──────── RECORDS FOR THIS TASK

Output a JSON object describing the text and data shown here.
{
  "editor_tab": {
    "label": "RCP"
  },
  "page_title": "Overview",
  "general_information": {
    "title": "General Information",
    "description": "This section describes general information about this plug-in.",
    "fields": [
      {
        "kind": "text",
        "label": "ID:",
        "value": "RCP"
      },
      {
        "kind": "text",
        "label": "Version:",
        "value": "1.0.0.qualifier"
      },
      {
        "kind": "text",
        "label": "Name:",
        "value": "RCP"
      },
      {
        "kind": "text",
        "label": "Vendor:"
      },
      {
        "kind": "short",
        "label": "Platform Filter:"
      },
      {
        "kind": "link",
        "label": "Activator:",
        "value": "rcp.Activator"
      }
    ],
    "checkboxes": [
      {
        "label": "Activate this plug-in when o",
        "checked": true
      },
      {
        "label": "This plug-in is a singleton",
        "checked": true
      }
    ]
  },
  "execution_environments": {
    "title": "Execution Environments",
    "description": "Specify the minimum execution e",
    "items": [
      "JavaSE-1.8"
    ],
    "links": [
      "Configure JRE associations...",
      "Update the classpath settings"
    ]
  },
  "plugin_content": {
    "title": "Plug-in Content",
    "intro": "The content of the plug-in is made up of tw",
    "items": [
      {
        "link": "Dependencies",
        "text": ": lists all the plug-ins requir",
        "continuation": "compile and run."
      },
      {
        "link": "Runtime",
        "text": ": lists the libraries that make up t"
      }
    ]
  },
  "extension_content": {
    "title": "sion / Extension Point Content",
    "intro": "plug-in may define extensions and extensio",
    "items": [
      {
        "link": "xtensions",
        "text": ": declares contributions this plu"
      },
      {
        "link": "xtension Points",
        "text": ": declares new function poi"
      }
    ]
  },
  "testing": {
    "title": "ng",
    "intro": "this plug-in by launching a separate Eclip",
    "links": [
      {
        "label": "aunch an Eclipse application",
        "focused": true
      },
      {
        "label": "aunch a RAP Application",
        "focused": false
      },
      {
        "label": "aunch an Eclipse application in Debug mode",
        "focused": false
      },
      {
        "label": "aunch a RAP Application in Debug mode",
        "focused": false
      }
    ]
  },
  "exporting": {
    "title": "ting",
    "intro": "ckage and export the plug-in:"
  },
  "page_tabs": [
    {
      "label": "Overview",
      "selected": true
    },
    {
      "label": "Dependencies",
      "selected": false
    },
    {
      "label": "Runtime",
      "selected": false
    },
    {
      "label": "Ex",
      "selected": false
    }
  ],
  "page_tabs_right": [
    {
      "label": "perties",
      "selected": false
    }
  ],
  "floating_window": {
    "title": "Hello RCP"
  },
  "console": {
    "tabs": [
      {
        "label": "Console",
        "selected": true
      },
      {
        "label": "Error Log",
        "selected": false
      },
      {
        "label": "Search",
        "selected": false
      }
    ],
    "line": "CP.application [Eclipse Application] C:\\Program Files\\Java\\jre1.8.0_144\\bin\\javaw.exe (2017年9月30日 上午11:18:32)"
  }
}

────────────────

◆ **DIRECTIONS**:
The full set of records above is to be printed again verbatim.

◆ **PROBLEM SOLUTION**:
Output a JSON object describing the text and data shown here.
{
  "editor_tab": {
    "label": "RCP"
  },
  "page_title": "Overview",
  "general_information": {
    "title": "General Information",
    "description": "This section describes general information about this plug-in.",
    "fields": [
      {
        "kind": "text",
        "label": "ID:",
        "value": "RCP"
      },
      {
        "kind": "text",
        "label": "Version:",
        "value": "1.0.0.qualifier"
      },
      {
        "kind": "text",
        "label": "Name:",
        "value": "RCP"
      },
      {
        "kind": "text",
        "label": "Vendor:"
      },
      {
        "kind": "short",
        "label": "Platform Filter:"
      },
      {
        "kind": "link",
        "label": "Activator:",
        "value": "rcp.Activator"
      }
    ],
    "checkboxes": [
      {
        "label": "Activate this plug-in when o",
        "checked": true
      },
      {
        "label": "This plug-in is a singleton",
        "checked": true
      }
    ]
  },
  "execution_environments": {
    "title": "Execution Environments",
    "description": "Specify the minimum execution e",
    "items": [
      "JavaSE-1.8"
    ],
    "links": [
      "Configure JRE associations...",
      "Update the classpath settings"
    ]
  },
  "plugin_content": {
    "title": "Plug-in Content",
    "intro": "The content of the plug-in is made up of tw",
    "items": [
      {
        "link": "Dependencies",
        "text": ": lists all the plug-ins requir",
        "continuation": "compile and run."
      },
      {
        "link": "Runtime",
        "text": ": lists the libraries that make up t"
      }
    ]
  },
  "extension_content": {
    "title": "sion / Extension Point Content",
    "intro": "plug-in may define extensions and extensio",
    "items": [
      {
        "link": "xtensions",
        "text": ": declares contributions this plu"
      },
      {
        "link": "xtension Points",
        "text": ": declares new function poi"
      }
    ]
  },
  "testing": {
    "title": "ng",
    "intro": "this plug-in by launching a separate Eclip",
    "links": [
      {
        "label": "aunch an Eclipse application",
        "focused": true
      },
      {
        "label": "aunch a RAP Application",
        "focused": false
      },
      {
        "label": "aunch an Eclipse application in Debug mode",
        "focused": false
      },
      {
        "label": "aunch a RAP Application in Debug mode",
        "focused": false
      }
    ]
  },
  "exporting": {
    "title": "ting",
    "intro": "ckage and export the plug-in:"
  },
  "page_tabs": [
    {
      "label": "Overview",
      "selected": true
    },
    {
      "label": "Dependencies",
      "selected": false
    },
    {
      "label": "Runtime",
      "selected": false
    },
    {
      "label": "Ex",
      "selected": false
    }
  ],
  "page_tabs_right": [
    {
      "label": "perties",
      "selected": false
    }
  ],
  "floating_window": {
    "title": "Hello RCP"
  },
  "console": {
    "tabs": [
      {
        "label": "Console",
        "selected": true
      },
      {
        "label": "Error Log",
        "selected": false
      },
      {
        "label": "Search",
        "selected": false
      }
    ],
    "line": "CP.application [Eclipse Application] C:\\Program Files\\Java\\jre1.8.0_144\\bin\\javaw.exe (2017年9月30日 上午11:18:32)"
  }
}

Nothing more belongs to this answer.